(3) Dealing Fully with Structural Issues to Ensure Sustainable Public Finances

As coexistence with the novel coronavirus becomes a precondition of our lives within society, Japan must lose no time in showing the determination to depart from crisis-response public finances. Moreover, now is the time to establish why Japan has for so many years been unable to curb the burgeoning of its fiscal deficit into previously uncharted territory.

Underlying problems include Japan's lack of a sense of urgency and excessive consideration for the interests of the current generation. As a nation, we must act as quickly as possible to devise structural and institutional means to ensure the best policymaking and policy implementation as a prerequisite for drawing up and implementing budgets, as well as to ensure the optimal relationship between benefits and contributions. Specifically, we should ensure wise spending by drawing on the lessons learned during the COVID-19 pandemic and simultaneously pursuing all methods available to us. Such methods include making use of data and scientific knowledge, ensuring that every aspect of the policymaking and policy implementation process is transparent, and establishing a flexible PDCA (plan, do, check, act) cycle that combines trial and error with course correction.

(4) Energizing Individual Employees, Enabling Mobility of Human Resources, and Creating a Safety Net

The wellsprings of innovation are people and diversity. Companies should constantly maintain their efforts to be employers that individuals choose to work for by properly investing in the individuals who are responsible for creating value, and by continuously allocating a fair share of profits to them. At the same time, it is essential to create an environment and systems that enable everybody to move freely among organizations as they seek workplaces that judge their own value appropriately and ways of working that suit their own values or lifestyle.

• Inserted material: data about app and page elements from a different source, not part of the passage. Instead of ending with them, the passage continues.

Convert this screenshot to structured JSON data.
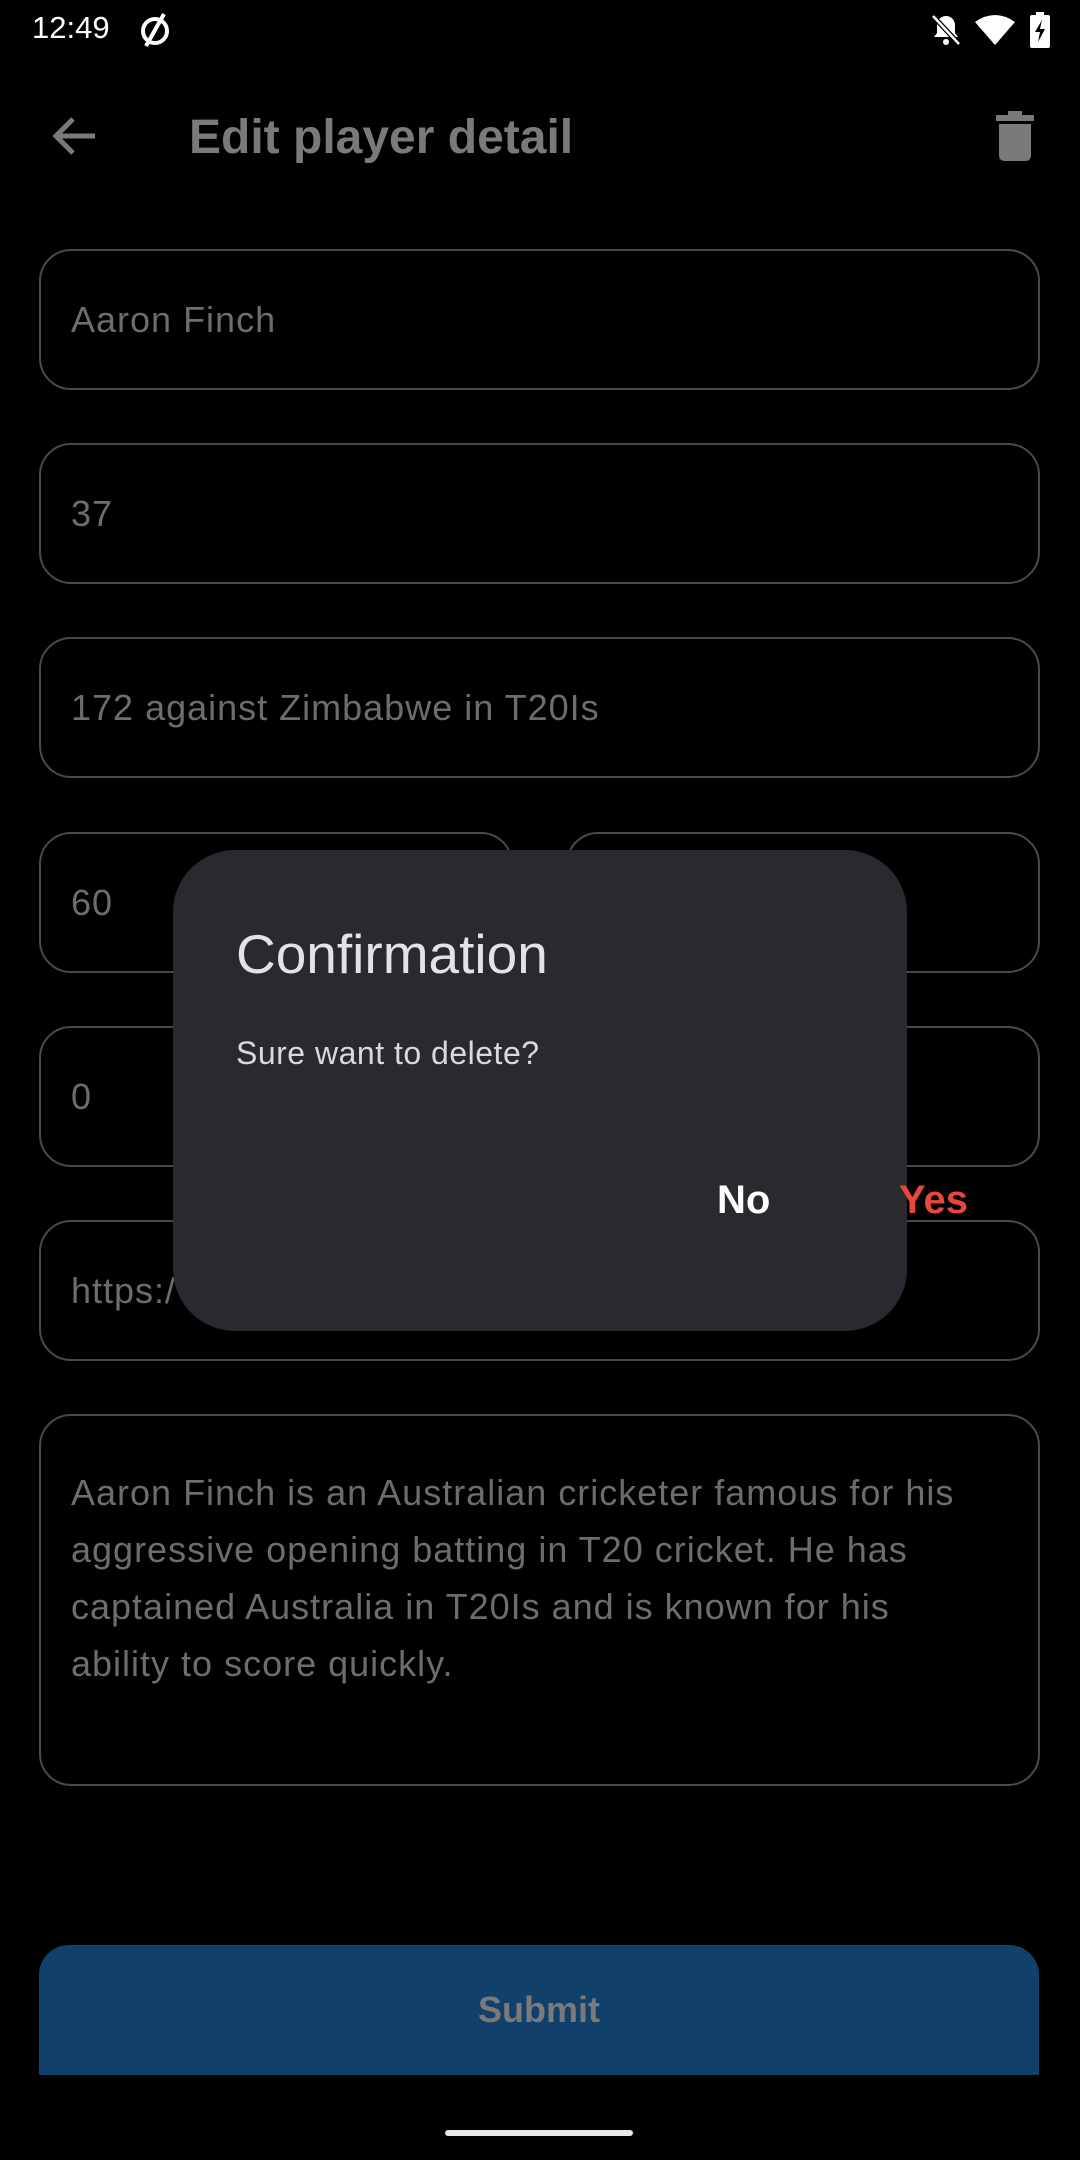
{
  "status_bar": {
    "time": "12:49"
  },
  "app_bar": {
    "title": "Edit player detail",
    "back_icon": "arrow-back-icon",
    "delete_icon": "trash-icon"
  },
  "form": {
    "name_value": "Aaron Finch",
    "age_value": "37",
    "best_score_value": "172 against Zimbabwe in T20Is",
    "field_a_value": "60",
    "field_b_value": "",
    "field_c_value": "0",
    "field_d_value": "",
    "url_value": "https:/",
    "description_value": "Aaron Finch is an Australian cricketer famous for his aggressive opening batting in T20 cricket. He has captained Australia in T20Is and is known for his ability to score quickly.",
    "submit_label": "Submit"
  },
  "dialog": {
    "title": "Confirmation",
    "message": "Sure want to delete?",
    "no_label": "No",
    "yes_label": "Yes"
  },
  "colors": {
    "background": "#000000",
    "dialog_surface": "#2b2930",
    "submit_button": "#11406a",
    "yes_accent": "#e8483b"
  }
}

To achieve this, Japan needs to fundamentally overhaul its labor legislation including the Labor Standards Act, which originated in the Factory Act enforced in 1916, and transition to a legal system that is better suited to the digital age and is predicated on more flexible, diverse ways of working. As the prerequisite for such a transition, we must also start discussing the type of safety net we need for those who are genuinely vulnerable, going right back to the essence of the issue.

In addition, we must forge a consensus throughout society that we should start designing an educational system that forms a coherent whole from preschool education through lifelong recurrent education, designating the purpose of education as enabling diverse individuals to engage proactively in value creation and acquire the capacity to live in accordance with their own choices and decisions.

6. Keizai Doyukai's Implementation and Action in 2022

As a group of corporate executives, Keizai Doyukai endeavors first and foremost to identify issues that could act as barriers to innovation and growth. I would like to start the year with each individual member of Keizai Doyukai preparing their own personal statements setting out the types of issues they aim to tackle, the innovations they intend to bring about, and the changes they want to make in society through their own businesses. Then, we will offer practical advice pinpointing any vested interests and constraints preventing these statements from being put into practice, and indicate how such vested interests and constraints could be reformed, while also engaging in dialogue with the government.

We will also expedite our efforts to interact and engage in mutual learning with startups that possess cutting-edge knowledge and insights regarding technology and societal issues, as well as leaders in various spheres, to develop Keizai Doyukai into an ecosystem of executives who aspire to innovate and change society.

If Japan shifts its focus from current interests toward future possibilities and tackles the range of problems it faces, it is definitely capable of becoming a country with the power and presence to lead the world. I want Keizai Doyukai to communicate this vision and the options available to achieve it, and to call on all SEIKATSUSHA to change their way of thinking and take action as stakeholders building our future together.